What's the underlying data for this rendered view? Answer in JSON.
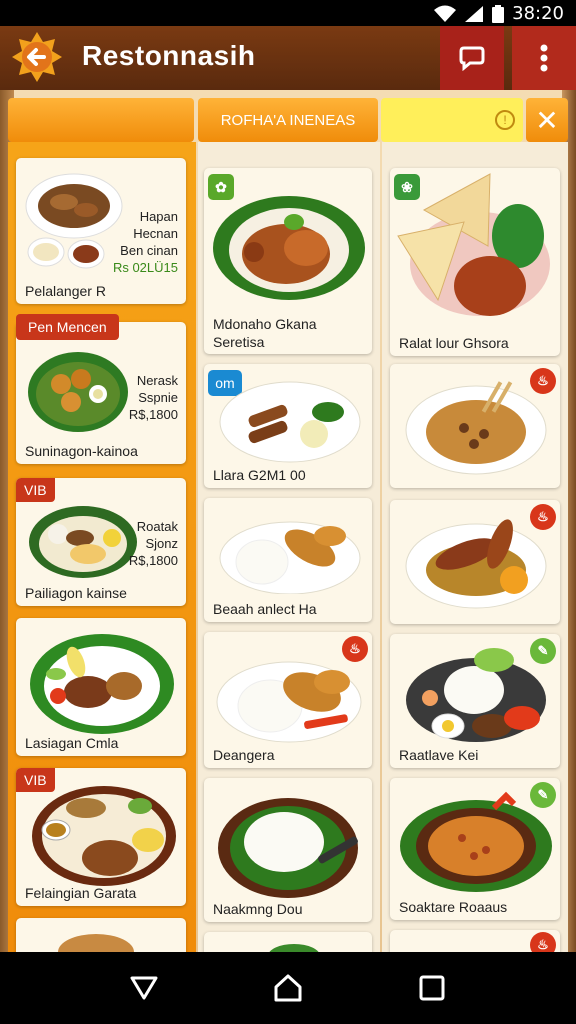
{
  "status_bar": {
    "time": "38:20"
  },
  "app_bar": {
    "title": "Restonnasih"
  },
  "tabs": {
    "middle_label": "ROFHA'A INENEAS"
  },
  "search": {
    "value": "",
    "placeholder": ""
  },
  "left_column": {
    "cards": [
      {
        "label": "Pelalanger R",
        "price_lines": [
          "Hapan",
          "Hecnan",
          "Ben cinan",
          "Rs 02LÜ15"
        ]
      },
      {
        "label": "Suninagon-kainoa",
        "badge": "Pen Mencen",
        "price_lines": [
          "Nerask",
          "Sspnie",
          "R$,1800"
        ]
      },
      {
        "label": "Pailiagon kainse",
        "badge": "VIB",
        "price_lines": [
          "Roatak",
          "Sjonz",
          "R$,1800"
        ]
      },
      {
        "label": "Lasiagan Cmla"
      },
      {
        "label": "Felaingian Garata",
        "badge": "VIB"
      },
      {
        "label": ""
      }
    ]
  },
  "middle_column": {
    "cards": [
      {
        "label_line1": "Mdonaho Gkana",
        "label_line2": "Seretisa",
        "icon": "leaf-icon"
      },
      {
        "label": "Llara G2M1 00",
        "badge": "om"
      },
      {
        "label": "Beaah anlect Ha"
      },
      {
        "label": "Deangera",
        "icon": "fire-icon"
      },
      {
        "label": "Naakmng Dou"
      },
      {
        "label": ""
      }
    ]
  },
  "right_column": {
    "cards": [
      {
        "label": "Ralat lour Ghsora",
        "icon": "plant-icon"
      },
      {
        "label": "",
        "icon": "fire-icon"
      },
      {
        "label": "",
        "icon": "fire-icon"
      },
      {
        "label": "Raatlave Kei",
        "icon": "leaf-icon"
      },
      {
        "label": "Soaktare Roaaus",
        "icon": "leaf-icon"
      },
      {
        "label": "",
        "icon": "fire-icon"
      }
    ]
  },
  "colors": {
    "orange": "#f39a12",
    "red": "#c8361a",
    "green": "#5aa82a",
    "app_bar": "#6a3212"
  }
}
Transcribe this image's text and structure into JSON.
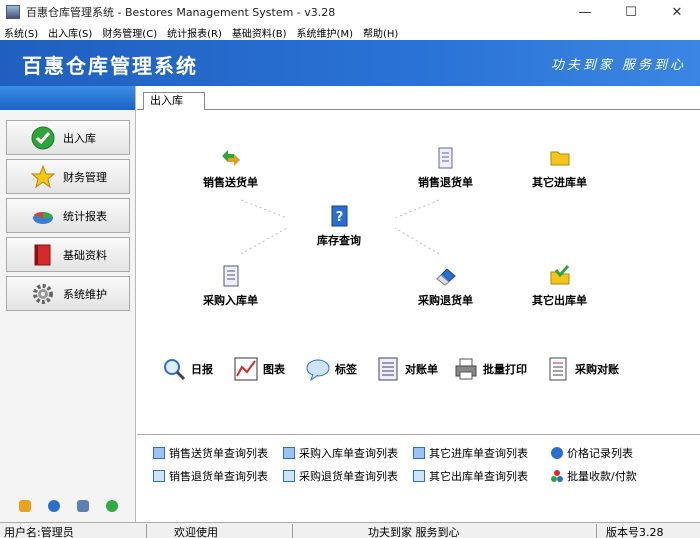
{
  "window": {
    "title": "百惠仓库管理系统 - Bestores Management System - v3.28",
    "min": "—",
    "max": "☐",
    "close": "✕"
  },
  "menu": [
    "系统(S)",
    "出入库(S)",
    "财务管理(C)",
    "统计报表(R)",
    "基础资料(B)",
    "系统维护(M)",
    "帮助(H)"
  ],
  "banner": {
    "app_name": "百惠仓库管理系统",
    "slogan": "功夫到家 服务到心"
  },
  "sidebar": {
    "items": [
      {
        "label": "出入库",
        "icon": "check-icon"
      },
      {
        "label": "财务管理",
        "icon": "star-icon"
      },
      {
        "label": "统计报表",
        "icon": "pie-chart-icon"
      },
      {
        "label": "基础资料",
        "icon": "book-icon"
      },
      {
        "label": "系统维护",
        "icon": "gear-icon"
      }
    ]
  },
  "tab": {
    "label": "出入库"
  },
  "flow": {
    "sales_delivery": "销售送货单",
    "sales_return": "销售退货单",
    "other_in": "其它进库单",
    "inventory_query": "库存查询",
    "purchase_in": "采购入库单",
    "purchase_return": "采购退货单",
    "other_out": "其它出库单"
  },
  "tools": {
    "daily": "日报",
    "chart": "图表",
    "label": "标签",
    "statement": "对账单",
    "batch_print": "批量打印",
    "purchase_reconcile": "采购对账"
  },
  "links": {
    "sales_delivery_list": "销售送货单查询列表",
    "purchase_in_list": "采购入库单查询列表",
    "other_in_list": "其它进库单查询列表",
    "price_record_list": "价格记录列表",
    "sales_return_list": "销售退货单查询列表",
    "purchase_return_list": "采购退货单查询列表",
    "other_out_list": "其它出库单查询列表",
    "batch_payment": "批量收款/付款"
  },
  "status": {
    "user": "用户名:管理员",
    "welcome": "欢迎使用",
    "slogan": "功夫到家 服务到心",
    "version": "版本号3.28"
  },
  "colors": {
    "banner": "#2a73d6",
    "sidebar_head": "#1a62c7",
    "sidebar_bg": "#f4f4f4"
  }
}
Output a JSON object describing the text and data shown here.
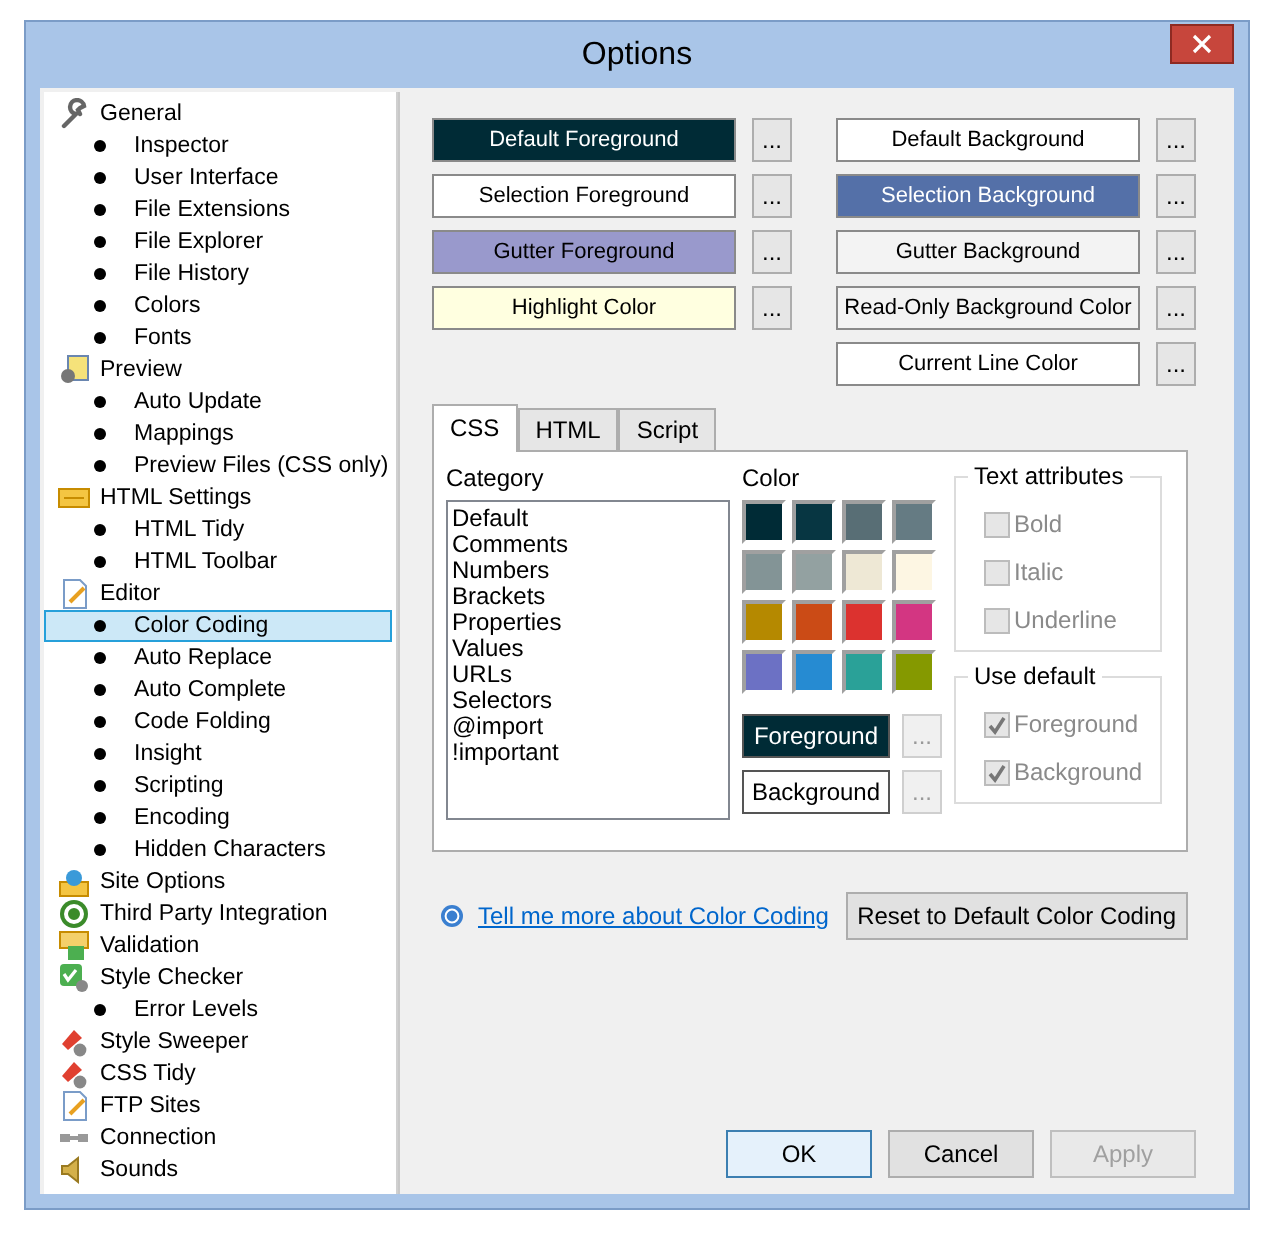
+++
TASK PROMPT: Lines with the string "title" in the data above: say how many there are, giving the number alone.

RESULT: 2